START SUPPLIED RECORDS
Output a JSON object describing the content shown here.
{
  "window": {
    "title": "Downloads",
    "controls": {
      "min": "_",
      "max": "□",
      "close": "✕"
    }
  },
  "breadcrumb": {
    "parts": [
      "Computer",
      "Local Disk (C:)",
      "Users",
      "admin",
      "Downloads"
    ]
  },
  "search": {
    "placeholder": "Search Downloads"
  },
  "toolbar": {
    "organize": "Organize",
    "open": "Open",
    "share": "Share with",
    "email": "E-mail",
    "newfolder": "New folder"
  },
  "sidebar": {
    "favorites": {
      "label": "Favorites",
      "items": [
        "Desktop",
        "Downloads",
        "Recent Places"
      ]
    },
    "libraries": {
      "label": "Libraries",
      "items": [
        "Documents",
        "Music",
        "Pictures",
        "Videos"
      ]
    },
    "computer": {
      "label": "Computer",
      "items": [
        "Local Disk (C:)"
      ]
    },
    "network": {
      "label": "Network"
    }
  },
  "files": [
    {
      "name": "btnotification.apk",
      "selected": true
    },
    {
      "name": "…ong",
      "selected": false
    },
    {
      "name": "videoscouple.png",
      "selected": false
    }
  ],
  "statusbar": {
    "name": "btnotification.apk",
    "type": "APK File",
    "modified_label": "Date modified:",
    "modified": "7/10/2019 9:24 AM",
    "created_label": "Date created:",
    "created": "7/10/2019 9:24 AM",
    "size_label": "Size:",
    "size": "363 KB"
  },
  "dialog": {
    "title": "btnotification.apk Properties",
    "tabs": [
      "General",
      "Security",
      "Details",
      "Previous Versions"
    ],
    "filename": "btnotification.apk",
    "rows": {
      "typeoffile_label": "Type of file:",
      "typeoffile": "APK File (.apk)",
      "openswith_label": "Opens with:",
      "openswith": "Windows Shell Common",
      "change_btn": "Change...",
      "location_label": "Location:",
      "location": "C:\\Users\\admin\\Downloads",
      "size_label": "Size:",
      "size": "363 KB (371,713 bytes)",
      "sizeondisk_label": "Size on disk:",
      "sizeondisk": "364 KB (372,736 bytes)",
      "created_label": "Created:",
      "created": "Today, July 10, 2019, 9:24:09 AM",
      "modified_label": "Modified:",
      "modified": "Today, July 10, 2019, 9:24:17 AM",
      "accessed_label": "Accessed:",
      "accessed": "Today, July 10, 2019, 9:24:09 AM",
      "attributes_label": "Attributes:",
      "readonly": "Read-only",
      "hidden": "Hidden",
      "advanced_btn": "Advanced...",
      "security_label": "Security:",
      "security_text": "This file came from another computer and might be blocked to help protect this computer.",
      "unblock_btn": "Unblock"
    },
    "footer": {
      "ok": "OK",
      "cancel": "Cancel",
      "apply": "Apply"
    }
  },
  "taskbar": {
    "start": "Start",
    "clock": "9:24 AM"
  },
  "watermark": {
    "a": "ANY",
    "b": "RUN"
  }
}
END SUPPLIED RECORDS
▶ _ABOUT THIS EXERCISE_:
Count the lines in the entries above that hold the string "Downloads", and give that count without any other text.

▶ _ANSWER TO THE EXERCISE_:
5